We think of receiving lines as such outdated conventions these days, but there is a lot of merit to them. They have largely been replaced by the couple visiting each table after dinner, chatting with clusters of guests and taking photos with everyone. It takes a good coordinator to keep table visits on track – you never want to tear a couple away from their guests, but every other table is waiting for the party to start. Visiting 10-20 tables at a relaxed pace can push a timeline back considerably and even a good DJ might struggle to recapture the crowd after a long lag.

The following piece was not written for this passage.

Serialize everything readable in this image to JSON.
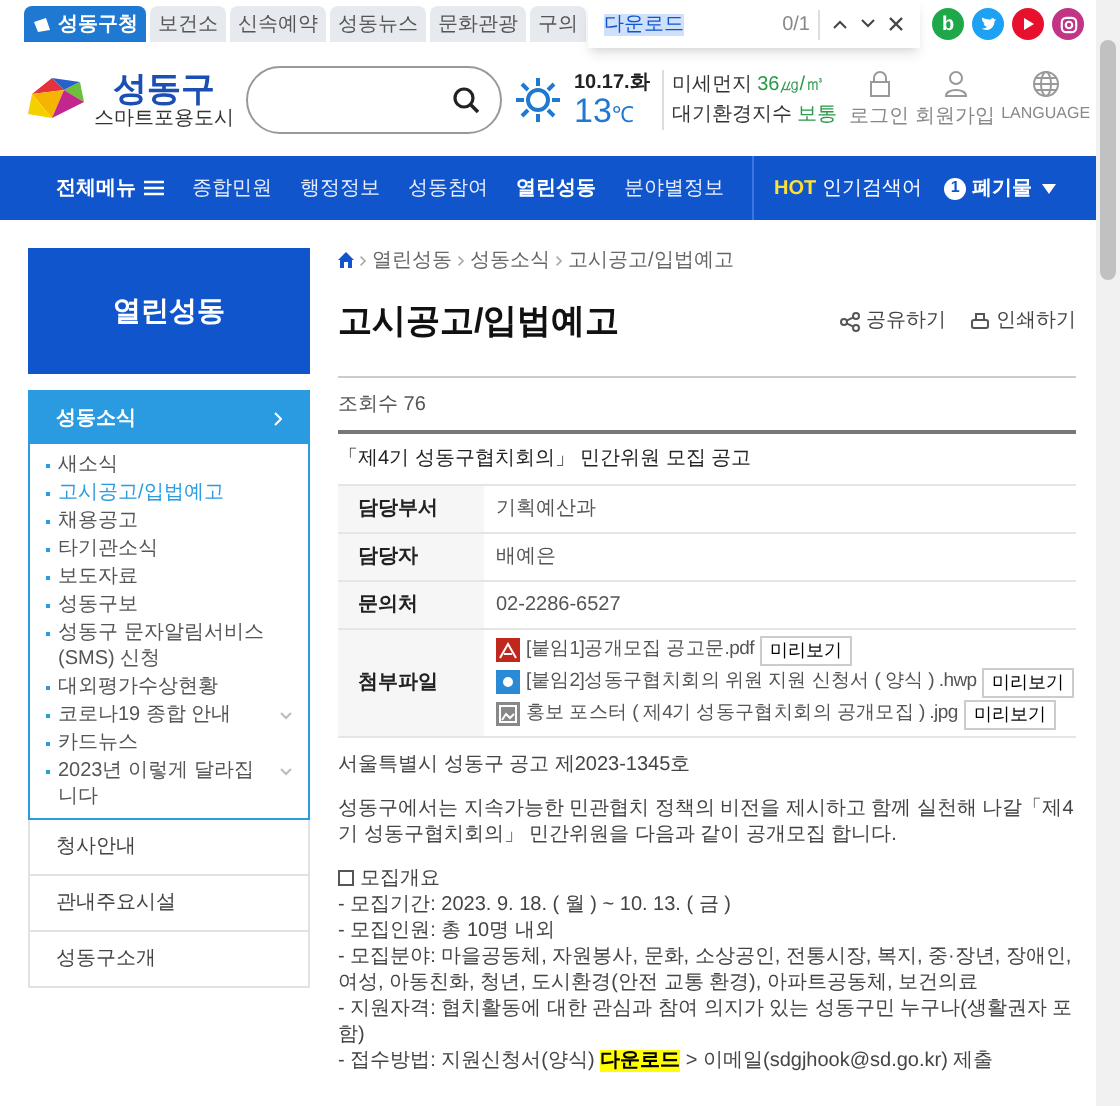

A receiving line shortly after the ceremony allows every guest to get face time with the couple – which is the reason they came, after all – but moves much more quickly.
Work the receiving line into your timeline as guests transition out of the ceremony – you will keep to your schedule and have time for photos once all of the guests have said hello and shifted into cocktail hour.
Ask serving staff to circulate with drinks and hors d’oeurves to keep guests happy while they make their way through the line.
Photography by Sarah Dawson Photography | Coordination by Ariana of Hey Wedding Lady | Ceremony and Reception held at Los Altos History Museum | Florals by Lani Elizabeth | Ceremony Music by Natasha and Joyce, Aaron’s Bandmates | Music by Ross Efaw of Sound in Motion | Catering by The Party Helpers | Party Rentals by Danny Thomas Party Rentals | Cake Design by Courtney Hunt, friend of the couple | Bride’s Dress by Vera Wang for David’s Bridal | Bridesmaids‘ Dresses by David’s Bridal | Men’s Suits by Men’s Wearhouse | Photo Booth by Sound in Motion | Invitation Design by David’s Bridal | Paper Goods and Favor Design by Ariana of Hey Wedding Lady
Assigned seating is a must! Fab tips.
What Krisstin said! I’m a HUGE fan of assigned seating. It just makes everyone much more comfy!
Great tips! I especially agree with the assigned seating. I’ve been to weddings with no assigned seating and it can be awkward. Especially if you really only know the bride and groom and not other guests there.